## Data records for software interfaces

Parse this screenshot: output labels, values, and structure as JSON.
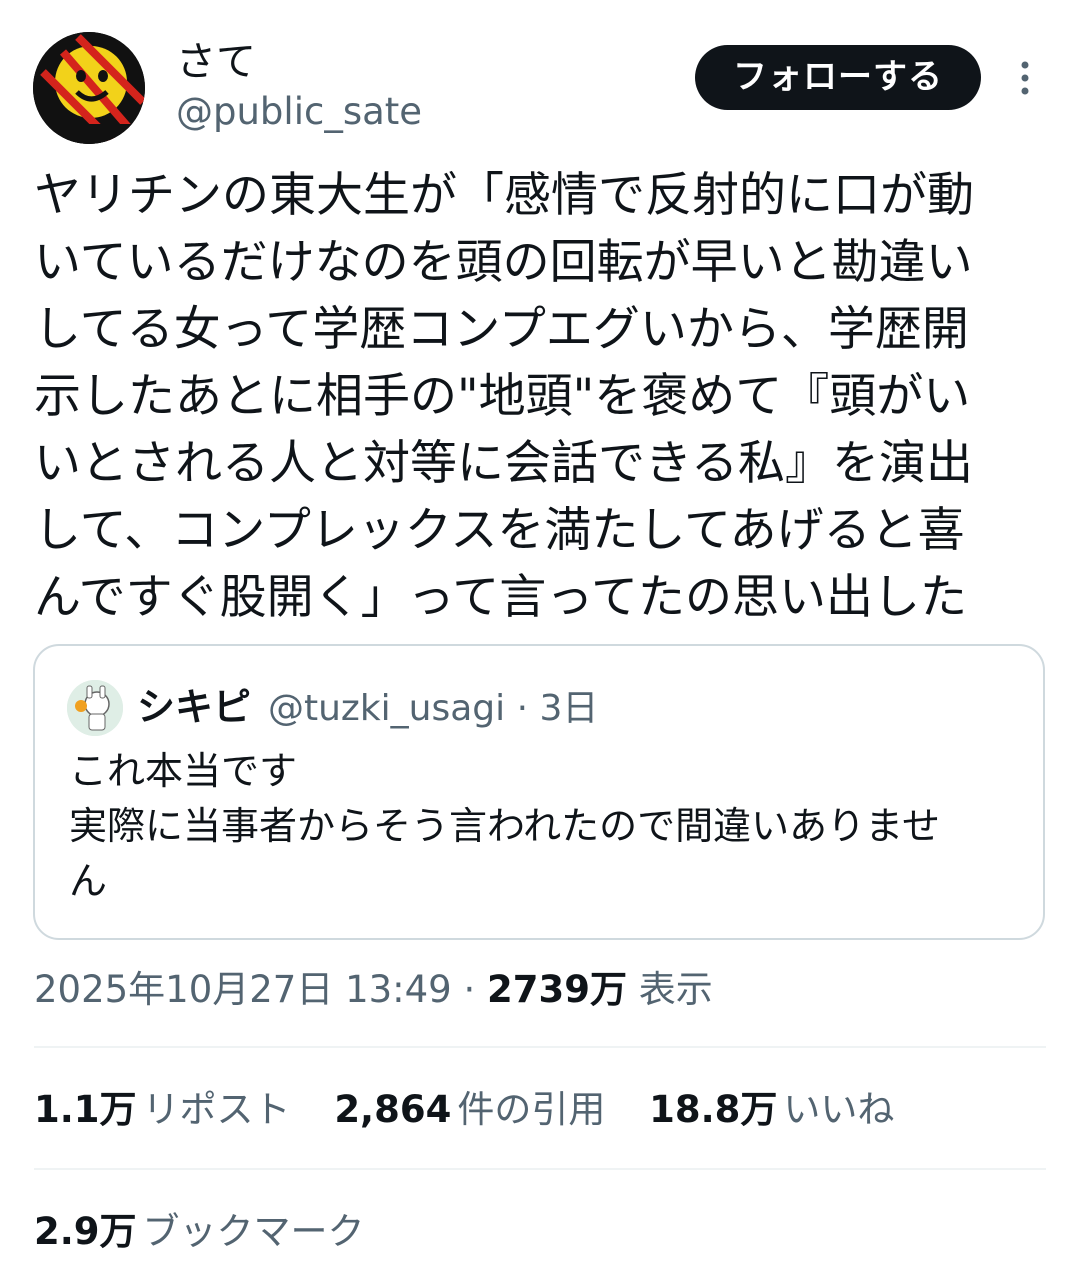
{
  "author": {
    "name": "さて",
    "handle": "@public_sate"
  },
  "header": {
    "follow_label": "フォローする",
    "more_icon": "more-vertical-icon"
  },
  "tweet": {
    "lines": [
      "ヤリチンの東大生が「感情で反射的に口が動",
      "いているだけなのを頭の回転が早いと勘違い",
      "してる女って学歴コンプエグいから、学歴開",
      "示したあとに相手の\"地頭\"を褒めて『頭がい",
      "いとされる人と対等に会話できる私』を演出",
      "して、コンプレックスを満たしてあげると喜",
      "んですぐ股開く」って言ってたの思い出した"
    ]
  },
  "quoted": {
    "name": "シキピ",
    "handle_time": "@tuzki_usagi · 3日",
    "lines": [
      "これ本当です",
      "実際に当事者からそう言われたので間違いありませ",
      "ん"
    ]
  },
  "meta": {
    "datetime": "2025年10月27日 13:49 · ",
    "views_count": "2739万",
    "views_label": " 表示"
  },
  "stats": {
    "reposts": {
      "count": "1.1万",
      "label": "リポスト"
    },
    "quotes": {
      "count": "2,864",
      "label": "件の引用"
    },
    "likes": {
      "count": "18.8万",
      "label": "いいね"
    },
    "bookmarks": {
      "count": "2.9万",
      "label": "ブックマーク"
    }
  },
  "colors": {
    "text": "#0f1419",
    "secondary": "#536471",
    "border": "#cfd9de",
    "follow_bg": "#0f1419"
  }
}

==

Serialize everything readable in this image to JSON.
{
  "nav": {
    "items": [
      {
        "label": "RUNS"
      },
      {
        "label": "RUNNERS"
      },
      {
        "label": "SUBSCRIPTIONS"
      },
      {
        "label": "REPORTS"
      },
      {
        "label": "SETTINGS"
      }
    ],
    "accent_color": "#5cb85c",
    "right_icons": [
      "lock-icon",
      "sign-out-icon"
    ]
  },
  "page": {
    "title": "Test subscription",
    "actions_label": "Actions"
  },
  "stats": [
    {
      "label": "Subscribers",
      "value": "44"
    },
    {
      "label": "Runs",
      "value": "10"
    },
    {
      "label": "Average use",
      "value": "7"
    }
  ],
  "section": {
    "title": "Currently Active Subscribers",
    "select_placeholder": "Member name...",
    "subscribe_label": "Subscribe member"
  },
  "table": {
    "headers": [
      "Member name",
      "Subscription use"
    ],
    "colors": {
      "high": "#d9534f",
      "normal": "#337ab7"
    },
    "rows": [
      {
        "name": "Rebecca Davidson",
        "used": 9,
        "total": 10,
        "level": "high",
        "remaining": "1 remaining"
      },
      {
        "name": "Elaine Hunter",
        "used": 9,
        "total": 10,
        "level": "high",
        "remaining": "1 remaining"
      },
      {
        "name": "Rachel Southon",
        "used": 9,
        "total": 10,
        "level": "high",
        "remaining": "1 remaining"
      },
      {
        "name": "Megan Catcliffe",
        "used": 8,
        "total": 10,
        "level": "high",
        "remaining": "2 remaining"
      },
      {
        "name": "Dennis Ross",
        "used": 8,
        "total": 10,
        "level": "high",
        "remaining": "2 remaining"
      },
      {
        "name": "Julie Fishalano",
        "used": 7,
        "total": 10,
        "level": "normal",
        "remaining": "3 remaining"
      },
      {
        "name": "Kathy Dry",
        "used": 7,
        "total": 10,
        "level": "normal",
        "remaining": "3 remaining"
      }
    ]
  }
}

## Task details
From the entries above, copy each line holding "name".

## Task result
    "name": "さて",
    "name": "シキピ",
    "select_placeholder": "Member name...",
      "Member name",
        "name": "Rebecca Davidson",
        "name": "Elaine Hunter",
        "name": "Rachel Southon",
        "name": "Megan Catcliffe",
        "name": "Dennis Ross",
        "name": "Julie Fishalano",
        "name": "Kathy Dry",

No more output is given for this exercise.